WHAT TO WORK ON.
Among the entries below, find the lines with the word "title" and copy them.

═════ INFORMATION SHOWN

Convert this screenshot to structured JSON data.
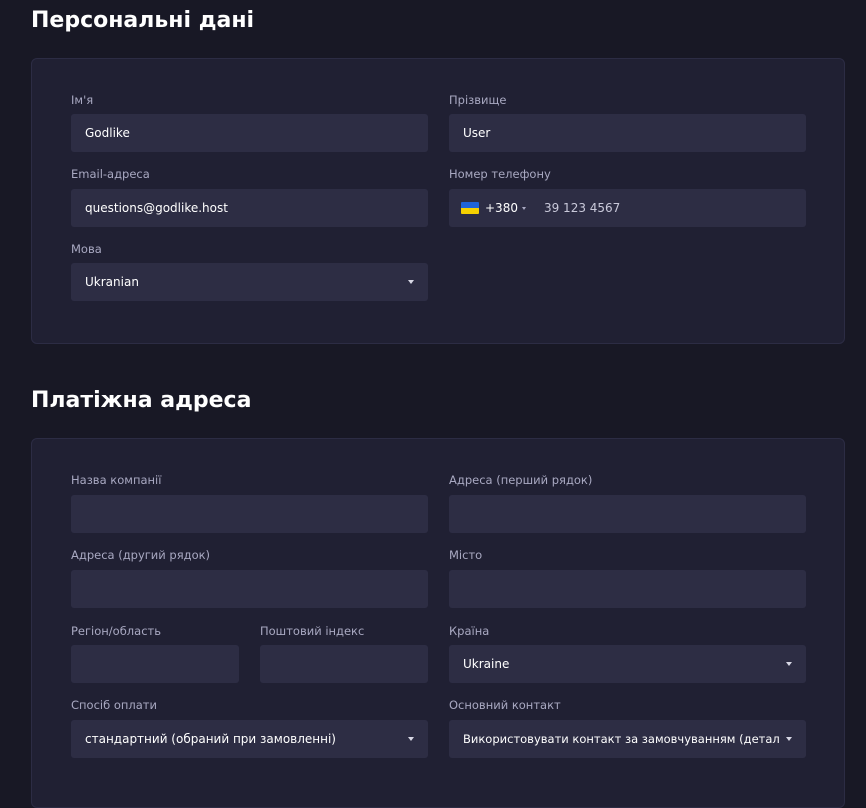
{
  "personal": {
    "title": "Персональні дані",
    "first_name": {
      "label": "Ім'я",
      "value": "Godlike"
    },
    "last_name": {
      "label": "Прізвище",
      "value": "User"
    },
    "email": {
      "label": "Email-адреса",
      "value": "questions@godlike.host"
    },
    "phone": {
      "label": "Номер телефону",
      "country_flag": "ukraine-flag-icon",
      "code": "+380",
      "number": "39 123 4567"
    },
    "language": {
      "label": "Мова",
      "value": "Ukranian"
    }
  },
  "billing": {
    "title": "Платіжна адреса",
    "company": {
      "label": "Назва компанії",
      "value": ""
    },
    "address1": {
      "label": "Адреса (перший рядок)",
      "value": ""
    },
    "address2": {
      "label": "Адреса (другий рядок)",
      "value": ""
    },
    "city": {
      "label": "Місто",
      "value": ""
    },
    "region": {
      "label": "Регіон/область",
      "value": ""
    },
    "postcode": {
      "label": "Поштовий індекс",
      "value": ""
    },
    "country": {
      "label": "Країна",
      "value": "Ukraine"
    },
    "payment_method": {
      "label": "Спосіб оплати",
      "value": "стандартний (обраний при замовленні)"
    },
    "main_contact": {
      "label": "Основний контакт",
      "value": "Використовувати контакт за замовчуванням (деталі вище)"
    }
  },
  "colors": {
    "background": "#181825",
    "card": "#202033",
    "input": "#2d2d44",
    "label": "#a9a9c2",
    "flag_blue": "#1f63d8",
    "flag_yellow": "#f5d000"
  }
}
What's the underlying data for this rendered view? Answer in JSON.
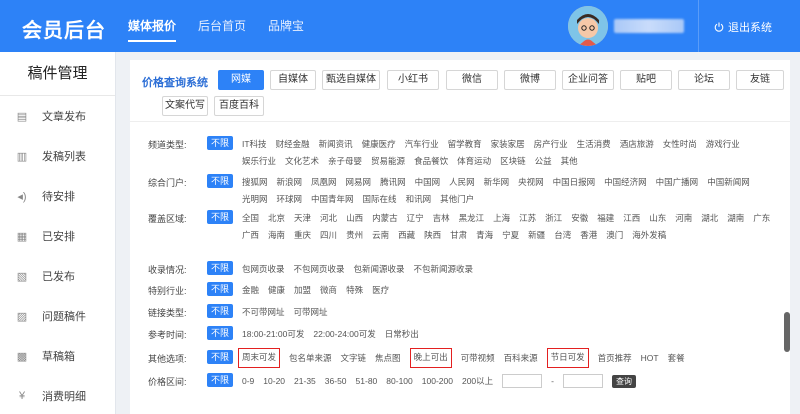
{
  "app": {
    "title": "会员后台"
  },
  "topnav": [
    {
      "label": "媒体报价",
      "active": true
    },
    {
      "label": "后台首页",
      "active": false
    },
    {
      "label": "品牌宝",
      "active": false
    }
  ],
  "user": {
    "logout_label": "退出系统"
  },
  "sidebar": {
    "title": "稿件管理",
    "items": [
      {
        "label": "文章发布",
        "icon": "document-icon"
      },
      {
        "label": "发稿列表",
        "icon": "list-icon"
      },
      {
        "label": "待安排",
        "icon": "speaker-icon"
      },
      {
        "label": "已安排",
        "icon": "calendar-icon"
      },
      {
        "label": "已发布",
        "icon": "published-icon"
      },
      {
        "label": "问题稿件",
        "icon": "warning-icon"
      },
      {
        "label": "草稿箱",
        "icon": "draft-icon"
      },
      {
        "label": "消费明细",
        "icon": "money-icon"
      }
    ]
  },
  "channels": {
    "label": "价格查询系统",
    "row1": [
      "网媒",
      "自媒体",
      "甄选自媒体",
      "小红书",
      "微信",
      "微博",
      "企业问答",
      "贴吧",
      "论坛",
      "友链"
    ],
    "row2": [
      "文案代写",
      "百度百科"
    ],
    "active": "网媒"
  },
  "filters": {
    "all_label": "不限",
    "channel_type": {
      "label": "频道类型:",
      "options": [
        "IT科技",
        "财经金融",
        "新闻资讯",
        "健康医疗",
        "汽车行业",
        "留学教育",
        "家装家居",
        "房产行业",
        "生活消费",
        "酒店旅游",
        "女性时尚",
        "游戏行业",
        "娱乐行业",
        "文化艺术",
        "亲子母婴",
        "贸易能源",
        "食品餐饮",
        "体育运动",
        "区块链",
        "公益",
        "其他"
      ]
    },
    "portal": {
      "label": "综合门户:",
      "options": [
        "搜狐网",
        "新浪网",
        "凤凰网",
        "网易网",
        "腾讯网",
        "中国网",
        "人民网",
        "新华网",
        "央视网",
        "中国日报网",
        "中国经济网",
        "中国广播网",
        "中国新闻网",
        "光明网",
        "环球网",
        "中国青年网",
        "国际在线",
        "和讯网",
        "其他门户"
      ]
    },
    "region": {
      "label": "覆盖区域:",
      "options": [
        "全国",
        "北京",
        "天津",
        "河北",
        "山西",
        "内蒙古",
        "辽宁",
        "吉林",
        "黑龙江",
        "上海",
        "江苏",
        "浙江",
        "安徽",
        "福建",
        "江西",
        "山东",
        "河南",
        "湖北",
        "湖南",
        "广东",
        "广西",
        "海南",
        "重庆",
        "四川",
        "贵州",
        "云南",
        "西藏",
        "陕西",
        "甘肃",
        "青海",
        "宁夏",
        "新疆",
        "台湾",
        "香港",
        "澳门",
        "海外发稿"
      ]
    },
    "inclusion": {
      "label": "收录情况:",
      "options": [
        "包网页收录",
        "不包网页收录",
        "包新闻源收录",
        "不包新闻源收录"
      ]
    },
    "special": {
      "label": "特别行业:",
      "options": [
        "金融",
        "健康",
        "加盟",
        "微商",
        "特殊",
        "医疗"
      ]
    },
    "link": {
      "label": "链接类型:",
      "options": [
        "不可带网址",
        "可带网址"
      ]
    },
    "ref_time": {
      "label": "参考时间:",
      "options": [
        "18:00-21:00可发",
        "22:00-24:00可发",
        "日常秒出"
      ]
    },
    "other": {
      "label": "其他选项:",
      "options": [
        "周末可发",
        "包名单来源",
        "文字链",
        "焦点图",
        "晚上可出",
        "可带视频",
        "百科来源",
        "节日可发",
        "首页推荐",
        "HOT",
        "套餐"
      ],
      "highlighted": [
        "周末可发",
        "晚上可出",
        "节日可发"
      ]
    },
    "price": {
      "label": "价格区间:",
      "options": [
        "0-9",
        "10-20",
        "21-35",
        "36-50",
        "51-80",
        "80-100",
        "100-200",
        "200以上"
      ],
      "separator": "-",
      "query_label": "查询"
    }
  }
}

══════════
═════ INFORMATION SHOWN

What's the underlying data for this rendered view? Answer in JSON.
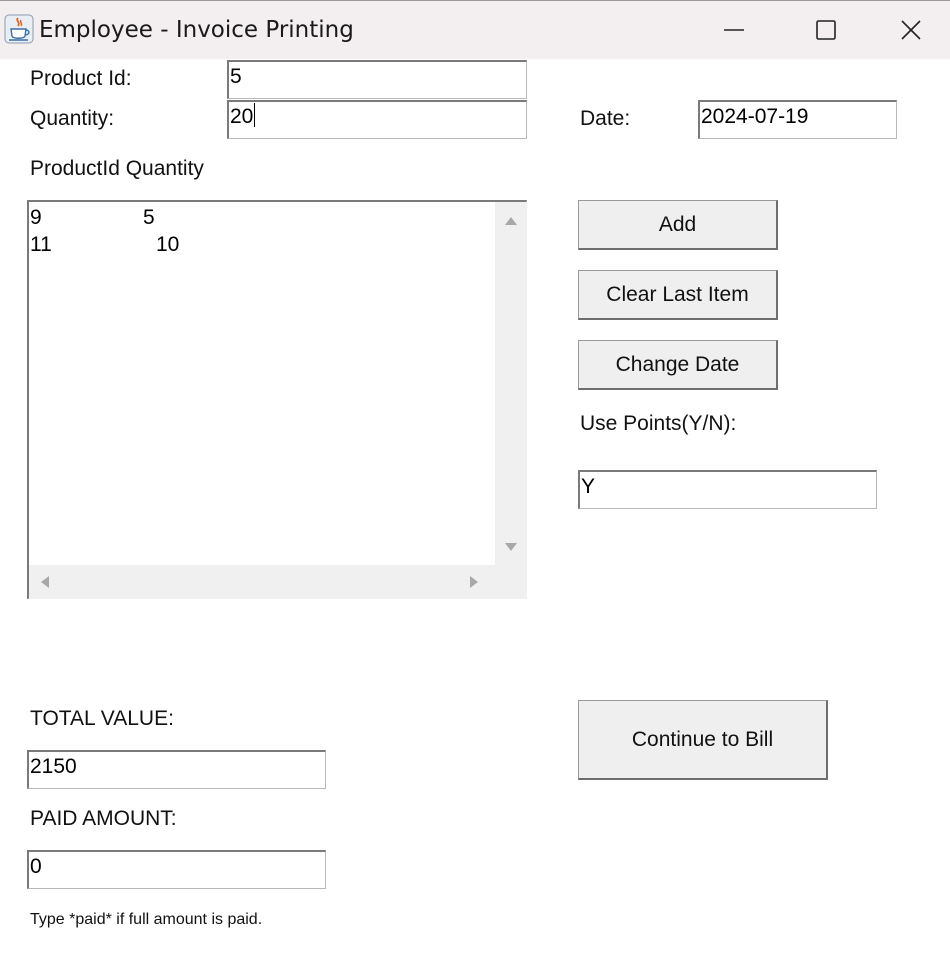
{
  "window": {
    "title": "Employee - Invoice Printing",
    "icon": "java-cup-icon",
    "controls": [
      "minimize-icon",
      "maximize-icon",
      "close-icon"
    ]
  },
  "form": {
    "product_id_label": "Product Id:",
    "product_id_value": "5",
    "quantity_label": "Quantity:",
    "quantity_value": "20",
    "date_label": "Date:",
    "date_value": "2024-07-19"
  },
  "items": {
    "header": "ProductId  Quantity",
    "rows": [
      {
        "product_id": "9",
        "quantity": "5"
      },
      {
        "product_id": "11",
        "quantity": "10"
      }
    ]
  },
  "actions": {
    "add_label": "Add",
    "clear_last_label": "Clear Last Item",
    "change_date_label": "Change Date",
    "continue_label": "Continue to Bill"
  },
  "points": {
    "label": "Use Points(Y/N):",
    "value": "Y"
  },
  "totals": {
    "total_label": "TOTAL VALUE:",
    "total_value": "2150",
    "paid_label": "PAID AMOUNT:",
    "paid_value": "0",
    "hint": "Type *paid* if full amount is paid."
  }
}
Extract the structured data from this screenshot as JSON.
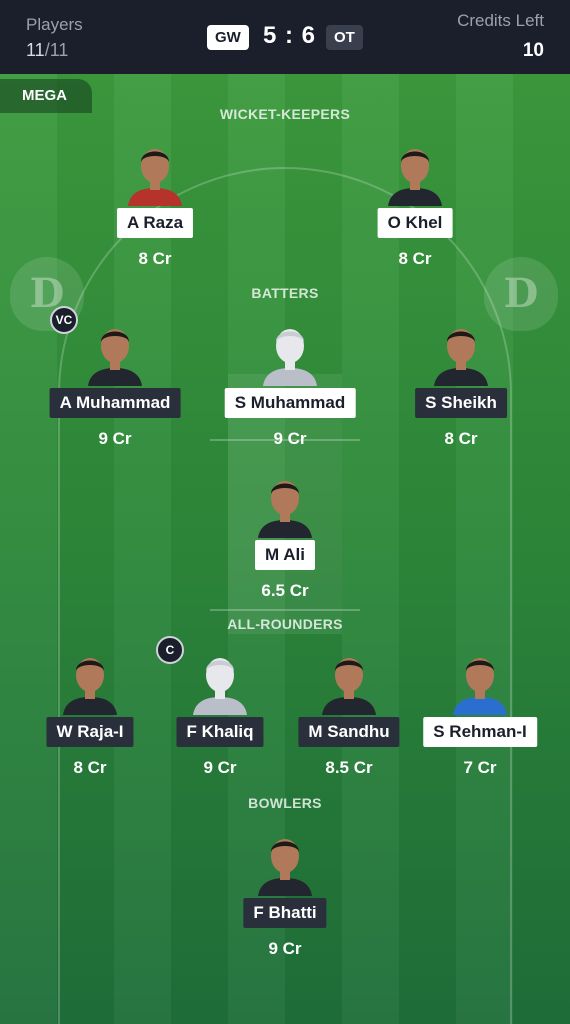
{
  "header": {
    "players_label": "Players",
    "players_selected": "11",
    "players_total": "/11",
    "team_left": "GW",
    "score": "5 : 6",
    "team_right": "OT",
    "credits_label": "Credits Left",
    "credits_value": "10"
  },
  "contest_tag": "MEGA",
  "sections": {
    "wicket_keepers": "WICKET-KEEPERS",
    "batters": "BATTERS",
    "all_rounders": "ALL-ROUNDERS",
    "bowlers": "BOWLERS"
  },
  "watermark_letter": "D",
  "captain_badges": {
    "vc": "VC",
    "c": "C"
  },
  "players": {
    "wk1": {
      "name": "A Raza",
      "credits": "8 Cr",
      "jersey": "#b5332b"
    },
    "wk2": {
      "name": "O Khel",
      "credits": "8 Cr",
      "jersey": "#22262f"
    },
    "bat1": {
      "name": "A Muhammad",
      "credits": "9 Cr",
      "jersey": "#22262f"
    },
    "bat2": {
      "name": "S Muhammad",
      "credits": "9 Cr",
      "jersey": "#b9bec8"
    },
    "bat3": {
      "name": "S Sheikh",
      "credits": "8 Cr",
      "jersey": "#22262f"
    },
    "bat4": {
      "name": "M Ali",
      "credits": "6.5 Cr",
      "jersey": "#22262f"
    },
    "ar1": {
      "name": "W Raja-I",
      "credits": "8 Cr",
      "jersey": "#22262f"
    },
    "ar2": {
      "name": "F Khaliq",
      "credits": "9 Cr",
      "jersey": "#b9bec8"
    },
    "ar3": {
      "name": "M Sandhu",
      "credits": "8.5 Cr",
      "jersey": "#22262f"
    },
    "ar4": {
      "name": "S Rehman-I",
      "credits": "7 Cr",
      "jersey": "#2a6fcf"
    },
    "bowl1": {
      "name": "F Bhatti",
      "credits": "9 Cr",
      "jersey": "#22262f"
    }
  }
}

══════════
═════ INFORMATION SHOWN

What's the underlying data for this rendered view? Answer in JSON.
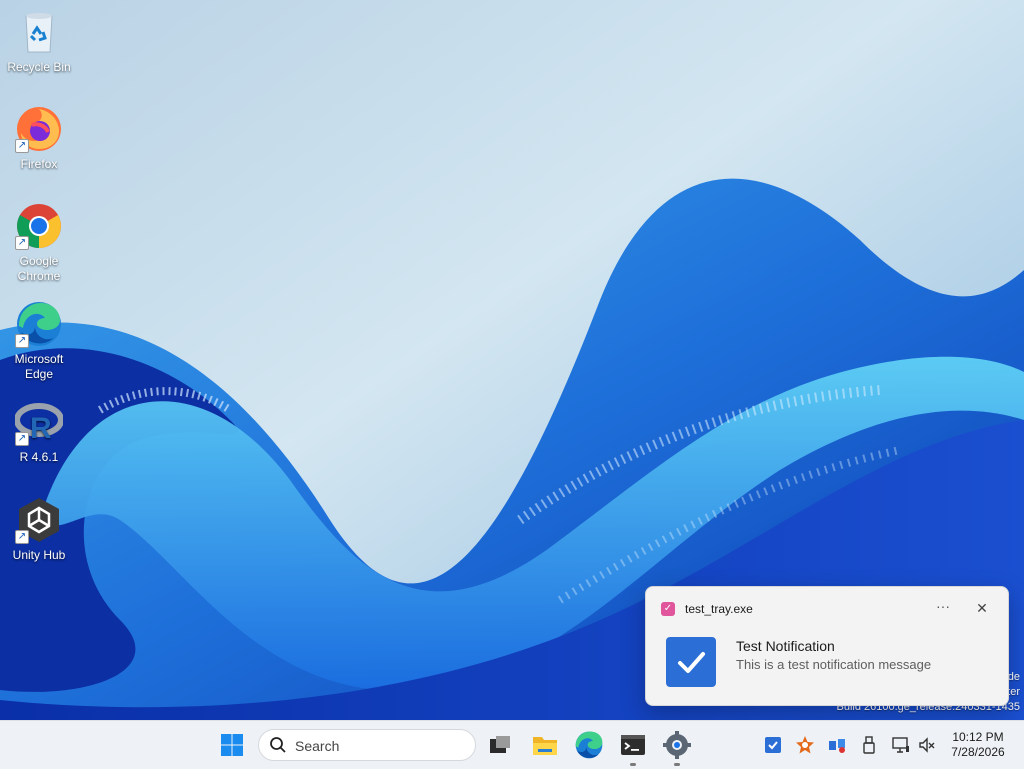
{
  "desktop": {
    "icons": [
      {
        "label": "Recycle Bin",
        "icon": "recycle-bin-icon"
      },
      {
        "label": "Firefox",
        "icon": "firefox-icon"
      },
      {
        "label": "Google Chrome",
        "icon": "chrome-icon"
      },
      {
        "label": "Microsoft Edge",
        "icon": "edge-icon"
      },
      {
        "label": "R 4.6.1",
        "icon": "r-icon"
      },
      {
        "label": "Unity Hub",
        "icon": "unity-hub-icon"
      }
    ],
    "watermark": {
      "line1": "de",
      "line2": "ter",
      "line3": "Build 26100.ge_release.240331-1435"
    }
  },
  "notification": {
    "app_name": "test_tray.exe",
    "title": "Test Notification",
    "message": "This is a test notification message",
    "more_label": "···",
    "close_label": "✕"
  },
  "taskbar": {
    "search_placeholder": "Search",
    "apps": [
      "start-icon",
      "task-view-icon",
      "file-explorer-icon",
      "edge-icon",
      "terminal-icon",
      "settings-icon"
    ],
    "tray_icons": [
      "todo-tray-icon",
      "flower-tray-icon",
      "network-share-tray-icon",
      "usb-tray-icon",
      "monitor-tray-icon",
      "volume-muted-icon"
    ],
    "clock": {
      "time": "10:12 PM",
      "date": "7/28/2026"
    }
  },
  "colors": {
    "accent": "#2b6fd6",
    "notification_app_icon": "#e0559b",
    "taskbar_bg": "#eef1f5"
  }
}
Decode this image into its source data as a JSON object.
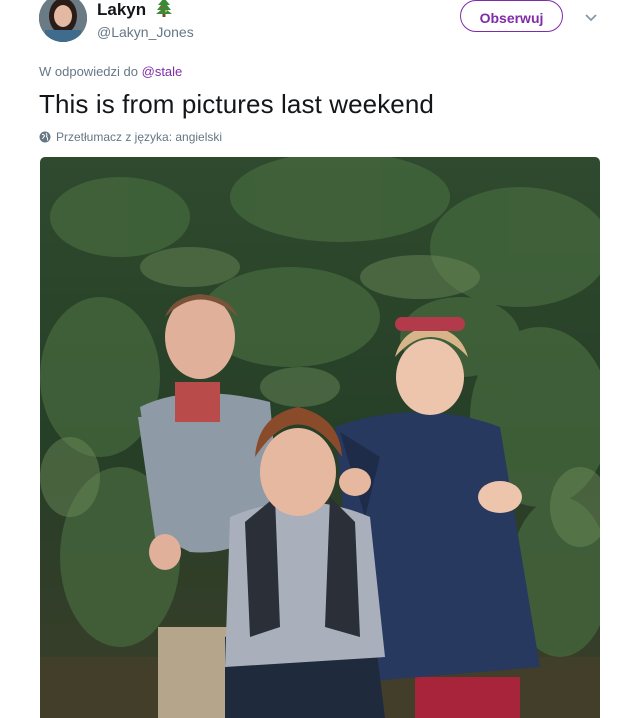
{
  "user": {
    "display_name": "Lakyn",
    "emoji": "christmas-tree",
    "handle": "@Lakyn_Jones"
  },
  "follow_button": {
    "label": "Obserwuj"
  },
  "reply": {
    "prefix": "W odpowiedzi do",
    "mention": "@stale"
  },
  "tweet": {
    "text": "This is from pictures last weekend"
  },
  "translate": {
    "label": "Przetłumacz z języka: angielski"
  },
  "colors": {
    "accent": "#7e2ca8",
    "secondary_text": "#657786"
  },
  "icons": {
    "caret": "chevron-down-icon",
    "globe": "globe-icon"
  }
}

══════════

OUTPUT OF THE TASK.
    "title": "Персональні дані",
    "title": "Платіжна адреса",
    "title": "会员后台"
    "title": "稿件管理",
    "title": "Employee - Invoice Printing",
    "title": "Test Notification",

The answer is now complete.